Refugees: Media reports are vague about progress on the Palestinian refugee issue. Israel offered to accept 100,000 Palestinian refugees as part of a family reunification program. It also offered to help establish an international relief fund to resettle the remaining 2.9 million Palestinian refugees.

Jerusalem: The talks ultimately broke down over the Old City of Jerusalem, which includes both Arab and Jewish holy sites: the Temple Mount complex (the Al Aqsa Mosque and the Dome of the Rock) and the Western Wall (the only remnant of the Second Jewish Temple). Israel proposed some sort of international governance for the Old City, but the Palestinians insisted on sovereignty. As part of the West Bank land deal, Israel offered to give the Palestinians full sovereignty over parts of East Jerusalem. The sides also disagree about where a Palestinian capital would be located.
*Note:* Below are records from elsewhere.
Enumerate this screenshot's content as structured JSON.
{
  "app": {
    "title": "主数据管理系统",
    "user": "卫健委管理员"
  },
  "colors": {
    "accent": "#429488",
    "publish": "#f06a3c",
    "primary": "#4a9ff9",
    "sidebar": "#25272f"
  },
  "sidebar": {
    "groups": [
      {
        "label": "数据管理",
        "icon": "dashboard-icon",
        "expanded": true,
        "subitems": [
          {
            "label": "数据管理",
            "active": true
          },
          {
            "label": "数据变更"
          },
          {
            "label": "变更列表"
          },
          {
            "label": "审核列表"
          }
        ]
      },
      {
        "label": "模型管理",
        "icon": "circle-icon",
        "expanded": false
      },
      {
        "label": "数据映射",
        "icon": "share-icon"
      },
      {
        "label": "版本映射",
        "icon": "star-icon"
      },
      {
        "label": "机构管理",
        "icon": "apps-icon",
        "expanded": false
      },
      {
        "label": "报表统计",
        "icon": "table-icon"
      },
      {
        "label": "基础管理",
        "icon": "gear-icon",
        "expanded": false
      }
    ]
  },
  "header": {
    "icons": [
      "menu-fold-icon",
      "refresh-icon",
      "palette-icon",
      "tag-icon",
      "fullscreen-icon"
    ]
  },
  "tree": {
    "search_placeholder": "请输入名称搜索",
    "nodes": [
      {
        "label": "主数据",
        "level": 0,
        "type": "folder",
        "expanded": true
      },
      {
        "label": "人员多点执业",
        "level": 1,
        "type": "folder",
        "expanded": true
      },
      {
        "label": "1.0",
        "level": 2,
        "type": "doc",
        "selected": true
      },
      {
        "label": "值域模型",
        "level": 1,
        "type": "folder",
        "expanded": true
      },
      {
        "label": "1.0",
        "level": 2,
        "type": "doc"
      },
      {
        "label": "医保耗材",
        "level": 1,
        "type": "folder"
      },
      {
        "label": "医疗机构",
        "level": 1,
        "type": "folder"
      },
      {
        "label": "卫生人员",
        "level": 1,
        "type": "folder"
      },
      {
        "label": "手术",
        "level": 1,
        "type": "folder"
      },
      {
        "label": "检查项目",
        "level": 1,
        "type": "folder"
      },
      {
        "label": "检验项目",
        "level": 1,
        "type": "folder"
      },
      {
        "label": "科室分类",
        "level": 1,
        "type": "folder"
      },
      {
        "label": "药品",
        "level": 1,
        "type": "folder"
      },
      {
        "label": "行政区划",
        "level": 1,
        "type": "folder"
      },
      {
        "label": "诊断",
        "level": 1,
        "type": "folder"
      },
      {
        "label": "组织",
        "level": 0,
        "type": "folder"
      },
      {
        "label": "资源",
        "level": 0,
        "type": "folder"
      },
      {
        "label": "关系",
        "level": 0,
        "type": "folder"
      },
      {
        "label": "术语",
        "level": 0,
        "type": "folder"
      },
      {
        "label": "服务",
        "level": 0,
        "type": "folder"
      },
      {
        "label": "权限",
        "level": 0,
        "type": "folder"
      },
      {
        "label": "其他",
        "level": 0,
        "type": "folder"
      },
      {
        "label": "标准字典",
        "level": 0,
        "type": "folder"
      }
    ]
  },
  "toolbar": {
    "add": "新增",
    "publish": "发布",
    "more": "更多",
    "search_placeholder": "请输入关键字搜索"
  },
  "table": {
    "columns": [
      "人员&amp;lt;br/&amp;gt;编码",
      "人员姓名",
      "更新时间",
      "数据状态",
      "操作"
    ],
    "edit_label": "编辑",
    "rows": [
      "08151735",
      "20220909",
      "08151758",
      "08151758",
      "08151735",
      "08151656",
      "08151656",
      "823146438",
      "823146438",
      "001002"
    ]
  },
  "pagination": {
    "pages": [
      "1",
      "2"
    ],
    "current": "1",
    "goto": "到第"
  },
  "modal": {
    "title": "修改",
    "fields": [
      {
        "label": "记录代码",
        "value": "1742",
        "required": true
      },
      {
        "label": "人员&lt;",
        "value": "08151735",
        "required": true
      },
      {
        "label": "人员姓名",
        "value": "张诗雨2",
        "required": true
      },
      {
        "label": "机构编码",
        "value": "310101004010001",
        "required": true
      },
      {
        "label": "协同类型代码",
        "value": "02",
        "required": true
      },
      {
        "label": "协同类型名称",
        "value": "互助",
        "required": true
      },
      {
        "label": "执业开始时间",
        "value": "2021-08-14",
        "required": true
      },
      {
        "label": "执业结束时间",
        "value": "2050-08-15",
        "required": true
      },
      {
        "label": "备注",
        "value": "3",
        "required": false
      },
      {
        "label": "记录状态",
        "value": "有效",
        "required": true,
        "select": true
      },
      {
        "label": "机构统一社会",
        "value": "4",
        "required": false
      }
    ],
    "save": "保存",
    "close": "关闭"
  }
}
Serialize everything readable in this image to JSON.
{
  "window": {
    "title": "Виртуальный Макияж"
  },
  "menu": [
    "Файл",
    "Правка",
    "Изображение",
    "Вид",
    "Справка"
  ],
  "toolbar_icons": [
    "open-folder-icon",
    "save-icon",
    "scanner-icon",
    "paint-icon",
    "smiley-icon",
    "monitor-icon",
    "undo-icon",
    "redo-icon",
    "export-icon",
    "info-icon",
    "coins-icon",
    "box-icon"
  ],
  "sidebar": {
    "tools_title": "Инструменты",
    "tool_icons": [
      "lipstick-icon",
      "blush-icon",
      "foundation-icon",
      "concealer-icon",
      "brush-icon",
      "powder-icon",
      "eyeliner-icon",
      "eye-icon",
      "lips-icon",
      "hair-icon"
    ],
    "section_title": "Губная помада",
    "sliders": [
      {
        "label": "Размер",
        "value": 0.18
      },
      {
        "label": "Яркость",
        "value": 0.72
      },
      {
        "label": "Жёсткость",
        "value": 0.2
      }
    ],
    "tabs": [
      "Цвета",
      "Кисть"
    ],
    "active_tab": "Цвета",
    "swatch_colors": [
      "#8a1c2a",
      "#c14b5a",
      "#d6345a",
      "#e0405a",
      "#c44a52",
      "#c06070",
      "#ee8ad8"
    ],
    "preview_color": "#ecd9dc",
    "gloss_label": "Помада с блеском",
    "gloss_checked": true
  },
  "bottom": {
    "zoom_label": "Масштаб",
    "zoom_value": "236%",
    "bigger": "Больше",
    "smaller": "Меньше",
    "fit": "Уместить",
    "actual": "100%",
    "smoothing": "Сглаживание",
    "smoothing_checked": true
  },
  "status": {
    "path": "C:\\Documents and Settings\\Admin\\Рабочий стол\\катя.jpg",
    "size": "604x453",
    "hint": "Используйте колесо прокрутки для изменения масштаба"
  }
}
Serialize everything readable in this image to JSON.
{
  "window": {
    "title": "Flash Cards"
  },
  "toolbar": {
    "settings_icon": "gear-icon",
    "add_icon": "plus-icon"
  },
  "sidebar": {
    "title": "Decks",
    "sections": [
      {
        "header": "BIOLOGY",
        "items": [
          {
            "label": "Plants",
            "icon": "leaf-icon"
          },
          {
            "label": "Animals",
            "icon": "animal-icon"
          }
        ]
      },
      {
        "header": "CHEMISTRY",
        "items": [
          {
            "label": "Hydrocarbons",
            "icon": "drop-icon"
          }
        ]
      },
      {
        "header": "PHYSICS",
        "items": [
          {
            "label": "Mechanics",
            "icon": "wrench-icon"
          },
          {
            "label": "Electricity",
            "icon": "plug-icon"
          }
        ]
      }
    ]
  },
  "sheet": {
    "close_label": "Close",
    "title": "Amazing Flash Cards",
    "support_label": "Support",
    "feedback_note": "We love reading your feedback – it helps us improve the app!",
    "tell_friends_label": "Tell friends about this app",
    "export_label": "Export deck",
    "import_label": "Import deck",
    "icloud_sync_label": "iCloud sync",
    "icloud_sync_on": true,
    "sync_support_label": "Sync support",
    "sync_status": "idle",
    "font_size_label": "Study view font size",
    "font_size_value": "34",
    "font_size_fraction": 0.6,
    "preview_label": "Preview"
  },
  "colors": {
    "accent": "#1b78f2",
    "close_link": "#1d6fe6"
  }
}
The Israelis would accept a capital in Abu Dis, a West Bank city bordering Jerusalem, but the Palestinians insist on Jerusalem itself.